The Freedom From Religion Foundation is urging the IRS to approve a proposed rule change that would terminate a massive voucher-like tax break.
The Internal Revenue Service is seeking public comments on a rule that would, among other things, puts a stop to a widespread practice of taxpayers legally profiting by donating to private religious schools.
The tax loophole works this way: First, some states provide dollar-for-dollar tax credits for donations to educational scholarship programs, which keep some of the funds for themselves and pass the rest onto private schools, most of which are religious. So, if you donate $100,000, the state takes $100,000 off of your state tax bill. Next, the federal government gives a deduction on federal taxes on the same donation. After donating $100,000 and having the state pay you back in full, you also get to deduct $100,000 from your federal taxes.
The vast majority of private schools benefitting from such programs are religiously affiliated. Tuition tax credits almost entirely subsidize religious schools with overtly religious missions. For example, in North Carolina, 92 percent of students receiving public money through “opportunity scholarships” have used it to attend religious schools.

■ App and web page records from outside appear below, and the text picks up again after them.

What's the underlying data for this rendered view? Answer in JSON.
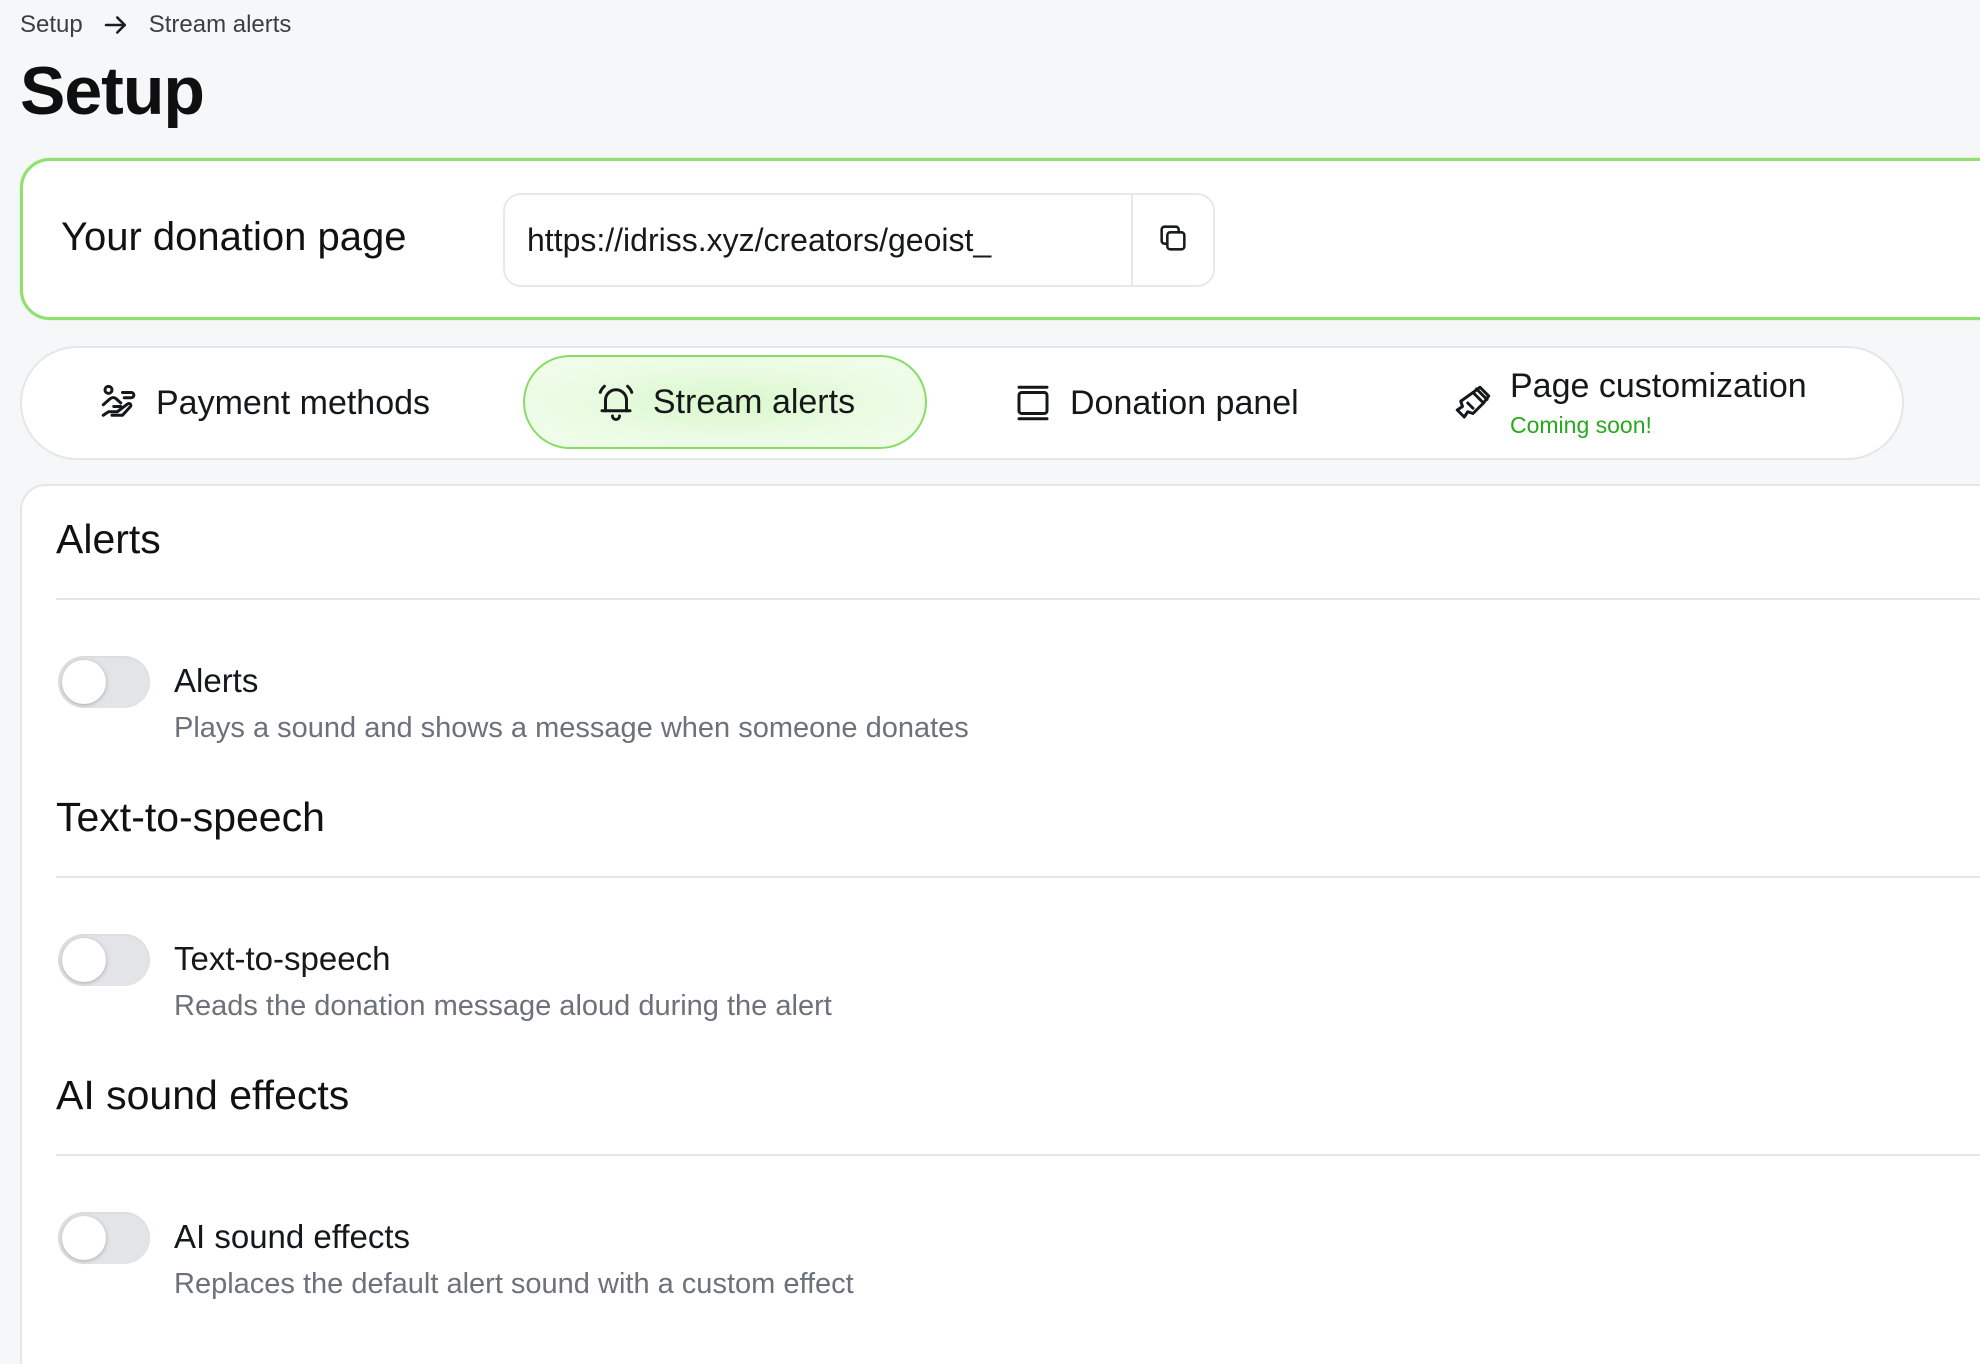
{
  "breadcrumb": {
    "root": "Setup",
    "current": "Stream alerts"
  },
  "page_title": "Setup",
  "donation_page": {
    "label": "Your donation page",
    "url": "https://idriss.xyz/creators/geoist_"
  },
  "tabs": [
    {
      "label": "Payment methods",
      "icon": "hand-coins-icon",
      "active": false
    },
    {
      "label": "Stream alerts",
      "icon": "bell-icon",
      "active": true
    },
    {
      "label": "Donation panel",
      "icon": "panel-icon",
      "active": false
    },
    {
      "label": "Page customization",
      "sublabel": "Coming soon!",
      "icon": "paintbrush-icon",
      "active": false
    }
  ],
  "sections": [
    {
      "title": "Alerts",
      "setting": {
        "name": "Alerts",
        "description": "Plays a sound and shows a message when someone donates",
        "enabled": false
      }
    },
    {
      "title": "Text-to-speech",
      "setting": {
        "name": "Text-to-speech",
        "description": "Reads the donation message aloud during the alert",
        "enabled": false
      }
    },
    {
      "title": "AI sound effects",
      "setting": {
        "name": "AI sound effects",
        "description": "Replaces the default alert sound with a custom effect",
        "enabled": false
      }
    }
  ],
  "colors": {
    "accent_border": "#8fe06c",
    "active_tab_fill": "#e4f9d9",
    "coming_soon": "#27a91c",
    "muted_text": "#6d717a"
  }
}
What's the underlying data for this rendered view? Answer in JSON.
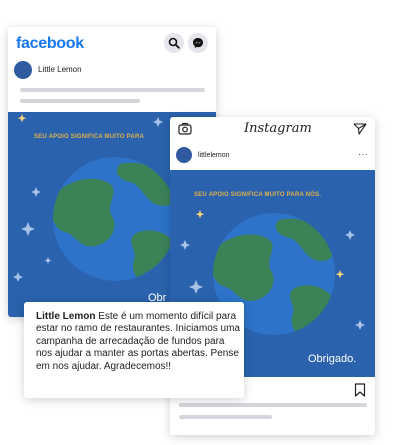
{
  "facebook": {
    "logo": "facebook",
    "page_name": "Little Lemon",
    "post": {
      "headline": "SEU APOIO SIGNIFICA MUITO PARA",
      "thanks": "Obr"
    }
  },
  "instagram": {
    "wordmark": "Instagram",
    "username": "littlelemon",
    "more": "···",
    "post": {
      "headline": "SEU APOIO SIGNIFICA MUITO PARA NÓS.",
      "thanks": "Obrigado."
    }
  },
  "caption": {
    "author": "Little Lemon",
    "text": "Este é um momento difícil para estar no ramo de restaurantes. Iniciamos uma campanha de arrecadação de fundos para nos ajudar a manter as portas abertas. Pense em nos ajudar. Agradecemos!!"
  },
  "colors": {
    "facebook_blue": "#1877f2",
    "post_background": "#2a62ad",
    "headline_gold": "#e0b24a",
    "ocean": "#2c73c9",
    "land": "#3c8257"
  }
}
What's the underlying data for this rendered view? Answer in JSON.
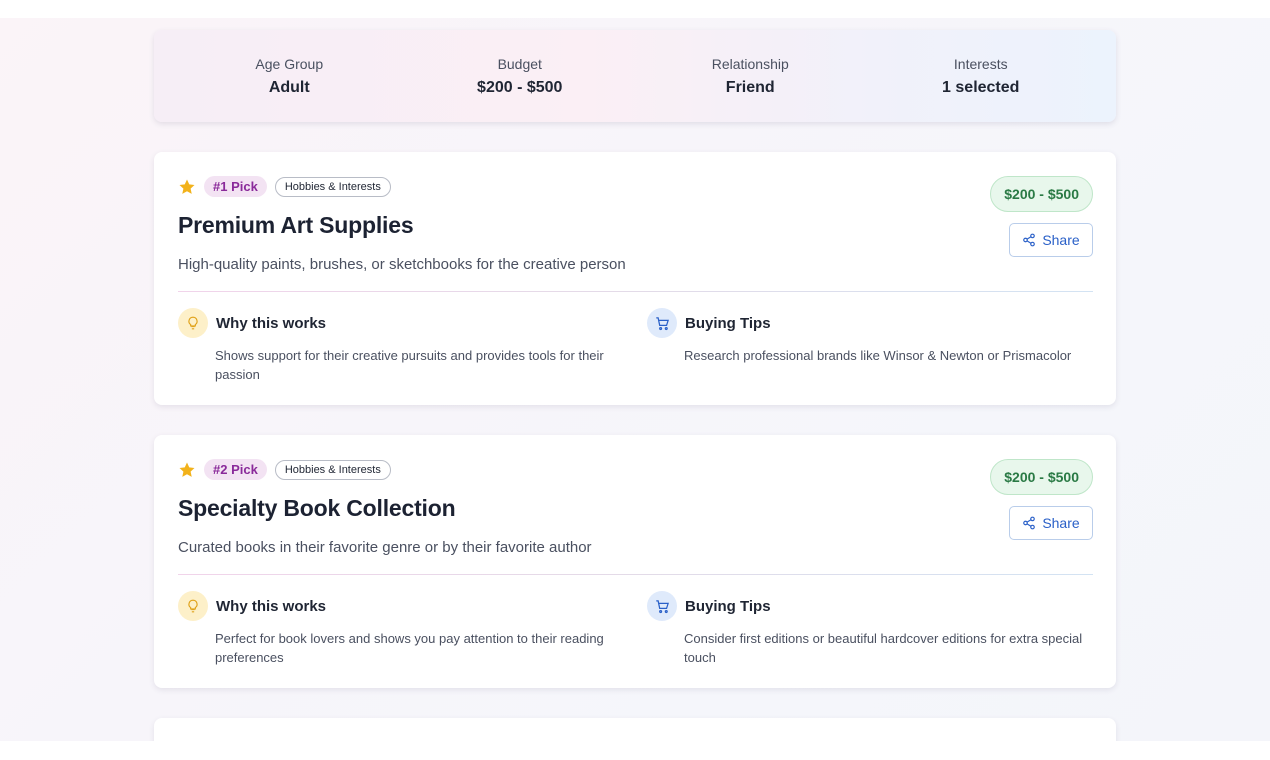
{
  "summary": {
    "items": [
      {
        "label": "Age Group",
        "value": "Adult"
      },
      {
        "label": "Budget",
        "value": "$200 - $500"
      },
      {
        "label": "Relationship",
        "value": "Friend"
      },
      {
        "label": "Interests",
        "value": "1 selected"
      }
    ]
  },
  "cards": [
    {
      "pick": "#1 Pick",
      "category": "Hobbies & Interests",
      "title": "Premium Art Supplies",
      "description": "High-quality paints, brushes, or sketchbooks for the creative person",
      "price": "$200 - $500",
      "share_label": "Share",
      "why_title": "Why this works",
      "why_text": "Shows support for their creative pursuits and provides tools for their passion",
      "tips_title": "Buying Tips",
      "tips_text": "Research professional brands like Winsor & Newton or Prismacolor"
    },
    {
      "pick": "#2 Pick",
      "category": "Hobbies & Interests",
      "title": "Specialty Book Collection",
      "description": "Curated books in their favorite genre or by their favorite author",
      "price": "$200 - $500",
      "share_label": "Share",
      "why_title": "Why this works",
      "why_text": "Perfect for book lovers and shows you pay attention to their reading preferences",
      "tips_title": "Buying Tips",
      "tips_text": "Consider first editions or beautiful hardcover editions for extra special touch"
    }
  ],
  "icons": {
    "star": "star-icon",
    "why": "lightbulb-icon",
    "tips": "shopping-cart-icon",
    "share": "share-icon"
  },
  "colors": {
    "star": "#f2b21b",
    "pick_text": "#8a2a9a",
    "price_text": "#2a7a45",
    "share_text": "#2a60c8"
  }
}
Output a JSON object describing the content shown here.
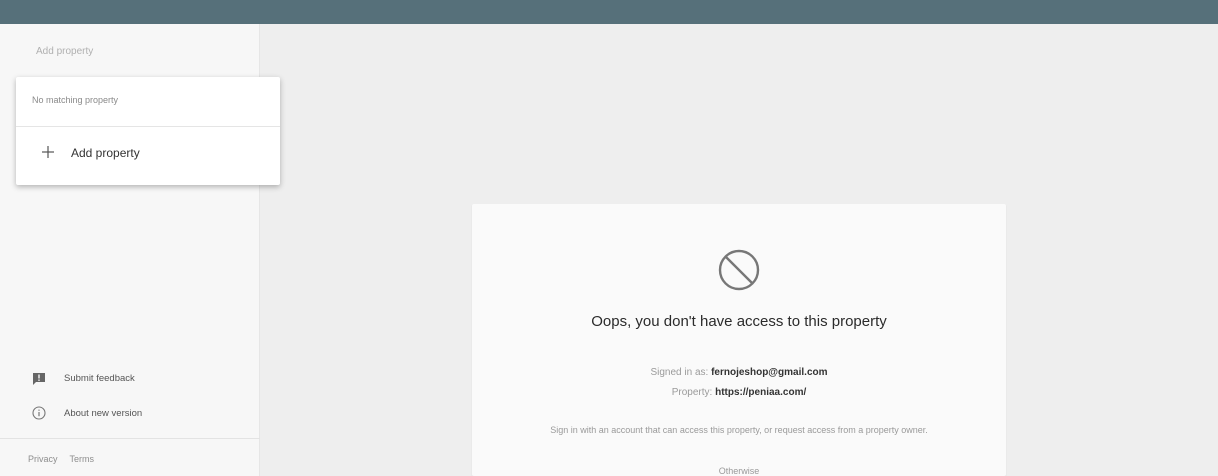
{
  "search": {
    "placeholder": "Add property"
  },
  "dropdown": {
    "empty_text": "No matching property",
    "add_label": "Add property"
  },
  "sidebar": {
    "submit_feedback": "Submit feedback",
    "about_version": "About new version",
    "privacy": "Privacy",
    "terms": "Terms"
  },
  "access_card": {
    "title": "Oops, you don't have access to this property",
    "signed_in_label": "Signed in as:",
    "signed_in_value": "fernojeshop@gmail.com",
    "property_label": "Property:",
    "property_value": "https://peniaa.com/",
    "description": "Sign in with an account that can access this property, or request access from a property owner.",
    "more": "Otherwise"
  },
  "colors": {
    "topbar": "#56707a",
    "sidebar": "#f7f7f7",
    "main_bg": "#eeeeee",
    "card": "#fafafa"
  }
}
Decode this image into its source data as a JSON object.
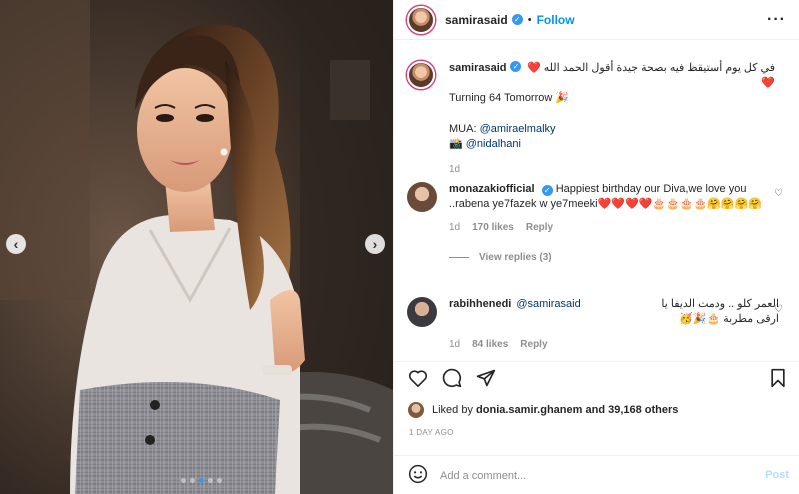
{
  "post": {
    "author": "samirasaid",
    "verified": true,
    "follow_label": "Follow",
    "separator": "•",
    "more_icon": "more-horizontal-icon"
  },
  "caption": {
    "username": "samirasaid",
    "line1": "في كل يوم أستيقظ فيه بصحة جيدة أقول الحمد الله ❤️❤️",
    "line2": "Turning 64 Tomorrow 🎉",
    "mua_label": "MUA:",
    "mua_handle": "@amiraelmalky",
    "camera_emoji": "📸",
    "photo_handle": "@nidalhani",
    "time": "1d"
  },
  "comments": [
    {
      "username": "monazakiofficial",
      "verified": true,
      "text": "Happiest birthday our Diva,we love you ..rabena ye7fazek w ye7meeki❤️❤️❤️❤️🎂🎂🎂🎂🤗🤗🤗🤗",
      "time": "1d",
      "likes": "170 likes",
      "reply": "Reply",
      "view_replies": "View replies (3)"
    },
    {
      "username": "rabihhenedi",
      "verified": false,
      "mention": "@samirasaid",
      "text": "العمر كلو .. ودمت الديفا يا ارقى مطربة 🎂🎉🥳",
      "time": "1d",
      "likes": "84 likes",
      "reply": "Reply"
    }
  ],
  "actions": {
    "liked_by_prefix": "Liked by",
    "liked_by_user": "donia.samir.ghanem",
    "liked_by_suffix": "and 39,168 others",
    "timestamp": "1 DAY AGO"
  },
  "add_comment": {
    "placeholder": "Add a comment...",
    "post_label": "Post",
    "emoji_icon": "smiley-icon"
  },
  "carousel": {
    "prev": "‹",
    "next": "›",
    "dots": 5,
    "active_dot": 3
  },
  "colors": {
    "accent": "#0095f6",
    "verified": "#3897f0",
    "muted": "#8e8e8e",
    "post_disabled": "#b2dffc"
  }
}
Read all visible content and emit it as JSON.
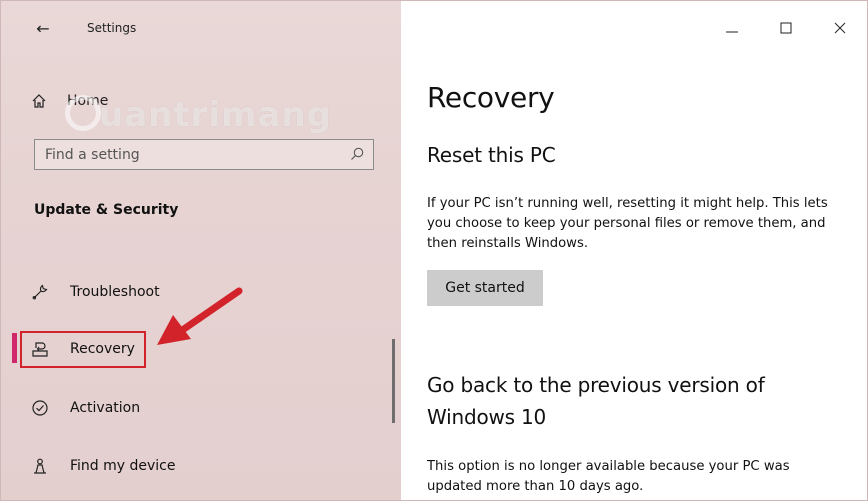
{
  "titlebar": {
    "back_glyph": "←",
    "app_title": "Settings",
    "controls": [
      "minimize-icon",
      "maximize-icon",
      "close-icon"
    ]
  },
  "sidebar": {
    "home_label": "Home",
    "search": {
      "placeholder": "Find a setting",
      "value": ""
    },
    "section_heading": "Update & Security",
    "items": [
      {
        "label": "Troubleshoot",
        "icon": "wrench-icon"
      },
      {
        "label": "Recovery",
        "icon": "recovery-icon",
        "selected": true
      },
      {
        "label": "Activation",
        "icon": "check-circle-icon"
      },
      {
        "label": "Find my device",
        "icon": "person-location-icon"
      }
    ],
    "accent_color": "#d0286a"
  },
  "watermark": {
    "text": "uantrimang"
  },
  "main": {
    "page_title": "Recovery",
    "reset": {
      "heading": "Reset this PC",
      "description": "If your PC isn’t running well, resetting it might help. This lets you choose to keep your personal files or remove them, and then reinstalls Windows.",
      "button_label": "Get started"
    },
    "go_back": {
      "heading": "Go back to the previous version of Windows 10",
      "description": "This option is no longer available because your PC was updated more than 10 days ago."
    }
  },
  "annotation_color": "#d3232a"
}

“There is no legitimate reason for the federal government to encourage taxpayers to donate to educational scholarship programs,” FFRF Co-Presidents Dan Barker and Annie Laurie Gaylor write in a letter to the IRS. “The government should be focused on promoting secular public education and should never incentivize taxpayers to fund religion. Allowing taxpayers to profit from a donation to an educational scholarship program directly encourages taxpayers to support religion.”
Plus, this tax scheme invites fraud due to a lack of accountability.
The Arizona voucher program, one of the oldest and largest, is a cautionary example. The New York Times has chronicled the shocking way Arizona State Senate President Steve Yarbrough — who pushed the tuition tax credit system in his official capacity — made money from a quintupling of the scheme through his ownership of a company that processed the vouchers. “The fact that an influential politician can both promote and profit from tax credit vouchers shows what can happen when public funding for education is largely removed from public hands,” the piece stated.
And the tax write-off is an unfair break that is used to subsidize religion.
“It also stretches the credulity of the term ‘donation,’” Barker and Gaylor write. “This is inappropriate and violates our country’s core principle of keeping church and state separate.
” That’s why FFRF is pressing the Internal Revenue Service to put into place the proposed regulation that would close this outrageous tax loophole. It would do justice to the vast majority of taxpayers — and to the U.S. Constitution.
Chime in by Oct. 11 to support this federal rule change. Ax this loophole.